Task requirements:
Go through the listing beneath and show each line containing the string "JSON".

□ □ □ □ □ □ □

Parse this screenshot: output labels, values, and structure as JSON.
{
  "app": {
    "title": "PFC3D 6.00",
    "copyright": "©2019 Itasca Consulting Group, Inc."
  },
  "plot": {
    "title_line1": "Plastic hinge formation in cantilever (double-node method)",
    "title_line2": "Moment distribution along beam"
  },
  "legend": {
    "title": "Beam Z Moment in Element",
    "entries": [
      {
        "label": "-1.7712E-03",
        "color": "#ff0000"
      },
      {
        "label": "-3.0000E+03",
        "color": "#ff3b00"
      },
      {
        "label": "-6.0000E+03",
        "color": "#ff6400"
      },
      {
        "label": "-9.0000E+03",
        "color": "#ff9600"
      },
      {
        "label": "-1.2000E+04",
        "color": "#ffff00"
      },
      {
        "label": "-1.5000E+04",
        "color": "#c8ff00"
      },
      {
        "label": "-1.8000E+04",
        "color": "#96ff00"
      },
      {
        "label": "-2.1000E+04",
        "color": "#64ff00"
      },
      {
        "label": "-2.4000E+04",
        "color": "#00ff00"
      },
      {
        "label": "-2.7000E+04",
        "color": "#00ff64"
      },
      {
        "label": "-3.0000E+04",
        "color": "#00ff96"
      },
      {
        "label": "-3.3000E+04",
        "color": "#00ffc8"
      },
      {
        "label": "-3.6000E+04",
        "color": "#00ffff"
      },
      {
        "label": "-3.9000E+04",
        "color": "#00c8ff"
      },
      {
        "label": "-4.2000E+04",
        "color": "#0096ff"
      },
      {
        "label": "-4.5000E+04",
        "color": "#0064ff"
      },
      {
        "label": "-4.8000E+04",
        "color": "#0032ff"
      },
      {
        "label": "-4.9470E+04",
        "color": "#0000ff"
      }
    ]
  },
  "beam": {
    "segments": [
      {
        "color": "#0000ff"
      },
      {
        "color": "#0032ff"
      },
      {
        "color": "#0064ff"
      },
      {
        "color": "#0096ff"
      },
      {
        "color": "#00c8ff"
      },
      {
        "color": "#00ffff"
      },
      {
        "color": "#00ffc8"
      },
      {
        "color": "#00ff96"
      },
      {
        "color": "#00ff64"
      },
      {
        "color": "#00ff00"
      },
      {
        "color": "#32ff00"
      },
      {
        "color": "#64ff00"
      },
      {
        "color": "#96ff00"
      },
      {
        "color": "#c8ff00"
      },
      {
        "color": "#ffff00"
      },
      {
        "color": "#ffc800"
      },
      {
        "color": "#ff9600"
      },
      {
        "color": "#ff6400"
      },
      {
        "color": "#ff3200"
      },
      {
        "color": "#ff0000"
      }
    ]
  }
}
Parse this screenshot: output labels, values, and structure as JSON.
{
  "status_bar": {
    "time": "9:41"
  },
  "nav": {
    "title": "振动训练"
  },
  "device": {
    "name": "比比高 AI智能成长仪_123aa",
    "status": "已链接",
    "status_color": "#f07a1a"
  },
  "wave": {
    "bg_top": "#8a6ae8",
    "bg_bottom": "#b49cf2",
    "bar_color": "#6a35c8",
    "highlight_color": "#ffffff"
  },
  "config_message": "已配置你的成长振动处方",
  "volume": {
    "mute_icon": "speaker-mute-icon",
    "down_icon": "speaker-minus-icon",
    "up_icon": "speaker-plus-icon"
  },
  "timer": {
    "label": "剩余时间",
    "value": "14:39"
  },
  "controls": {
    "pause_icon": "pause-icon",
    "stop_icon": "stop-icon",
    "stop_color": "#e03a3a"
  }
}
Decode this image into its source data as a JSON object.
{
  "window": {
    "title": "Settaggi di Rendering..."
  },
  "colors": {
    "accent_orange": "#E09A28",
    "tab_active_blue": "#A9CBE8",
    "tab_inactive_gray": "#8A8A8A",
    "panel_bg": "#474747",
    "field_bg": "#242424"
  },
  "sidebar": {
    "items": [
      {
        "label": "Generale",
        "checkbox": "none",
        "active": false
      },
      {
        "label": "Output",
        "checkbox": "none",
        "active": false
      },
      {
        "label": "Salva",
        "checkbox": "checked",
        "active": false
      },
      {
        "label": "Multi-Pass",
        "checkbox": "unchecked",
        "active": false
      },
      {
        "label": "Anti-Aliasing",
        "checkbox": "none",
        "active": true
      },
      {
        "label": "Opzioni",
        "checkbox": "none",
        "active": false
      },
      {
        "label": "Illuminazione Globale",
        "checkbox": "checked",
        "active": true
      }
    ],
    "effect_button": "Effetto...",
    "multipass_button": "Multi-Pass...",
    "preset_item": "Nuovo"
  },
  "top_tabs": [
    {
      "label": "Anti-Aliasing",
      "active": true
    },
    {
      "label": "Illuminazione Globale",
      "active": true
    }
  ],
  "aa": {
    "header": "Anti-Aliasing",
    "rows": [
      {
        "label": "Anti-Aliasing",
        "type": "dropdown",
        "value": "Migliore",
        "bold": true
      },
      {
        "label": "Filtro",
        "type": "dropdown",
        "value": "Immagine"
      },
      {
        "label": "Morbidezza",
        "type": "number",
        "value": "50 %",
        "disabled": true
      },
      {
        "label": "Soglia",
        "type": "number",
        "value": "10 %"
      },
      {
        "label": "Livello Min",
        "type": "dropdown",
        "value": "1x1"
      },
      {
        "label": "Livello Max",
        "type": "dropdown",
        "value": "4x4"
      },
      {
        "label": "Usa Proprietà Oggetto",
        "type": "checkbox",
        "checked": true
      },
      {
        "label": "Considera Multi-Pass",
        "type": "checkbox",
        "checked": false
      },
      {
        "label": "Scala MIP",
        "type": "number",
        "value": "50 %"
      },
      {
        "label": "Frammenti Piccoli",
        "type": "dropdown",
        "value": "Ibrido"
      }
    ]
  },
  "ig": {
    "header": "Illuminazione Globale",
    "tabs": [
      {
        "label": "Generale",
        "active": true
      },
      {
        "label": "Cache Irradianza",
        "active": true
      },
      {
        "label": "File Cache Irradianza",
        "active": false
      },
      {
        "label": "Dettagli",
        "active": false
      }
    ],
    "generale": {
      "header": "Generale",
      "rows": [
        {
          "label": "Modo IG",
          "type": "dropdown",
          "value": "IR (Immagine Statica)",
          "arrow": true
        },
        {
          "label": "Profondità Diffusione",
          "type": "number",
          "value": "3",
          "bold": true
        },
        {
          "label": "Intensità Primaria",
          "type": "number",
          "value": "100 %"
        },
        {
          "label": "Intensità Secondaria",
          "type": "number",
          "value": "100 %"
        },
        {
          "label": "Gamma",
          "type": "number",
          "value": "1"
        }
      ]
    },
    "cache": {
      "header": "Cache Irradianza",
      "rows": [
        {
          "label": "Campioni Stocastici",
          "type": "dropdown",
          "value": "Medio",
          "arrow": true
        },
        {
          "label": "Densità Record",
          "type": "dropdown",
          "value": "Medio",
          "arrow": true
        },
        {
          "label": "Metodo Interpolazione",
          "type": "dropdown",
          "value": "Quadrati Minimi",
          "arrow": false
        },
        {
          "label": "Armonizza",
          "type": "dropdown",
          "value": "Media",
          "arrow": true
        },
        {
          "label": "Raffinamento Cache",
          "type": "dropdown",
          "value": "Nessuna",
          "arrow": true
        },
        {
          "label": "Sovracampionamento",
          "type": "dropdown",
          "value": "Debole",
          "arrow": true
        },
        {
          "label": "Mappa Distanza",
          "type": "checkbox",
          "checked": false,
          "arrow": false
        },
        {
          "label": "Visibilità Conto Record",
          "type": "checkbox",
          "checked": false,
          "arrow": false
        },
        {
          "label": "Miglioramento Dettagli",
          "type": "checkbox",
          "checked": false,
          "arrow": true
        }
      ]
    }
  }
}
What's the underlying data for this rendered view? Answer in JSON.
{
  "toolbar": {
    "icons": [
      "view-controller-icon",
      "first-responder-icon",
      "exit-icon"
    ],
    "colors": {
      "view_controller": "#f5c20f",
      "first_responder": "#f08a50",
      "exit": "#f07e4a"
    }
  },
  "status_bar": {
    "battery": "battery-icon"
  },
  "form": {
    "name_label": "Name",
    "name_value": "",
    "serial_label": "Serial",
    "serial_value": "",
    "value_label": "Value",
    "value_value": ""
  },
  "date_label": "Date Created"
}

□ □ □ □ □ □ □

Problem solution:
Parse this screenshot: output labels, values, and structure as JSON.
Parse this screenshot: output labels, values, and structure as JSON.
Decode this image into its source data as a JSON object.
What's the underlying data for this rendered view? Answer in JSON.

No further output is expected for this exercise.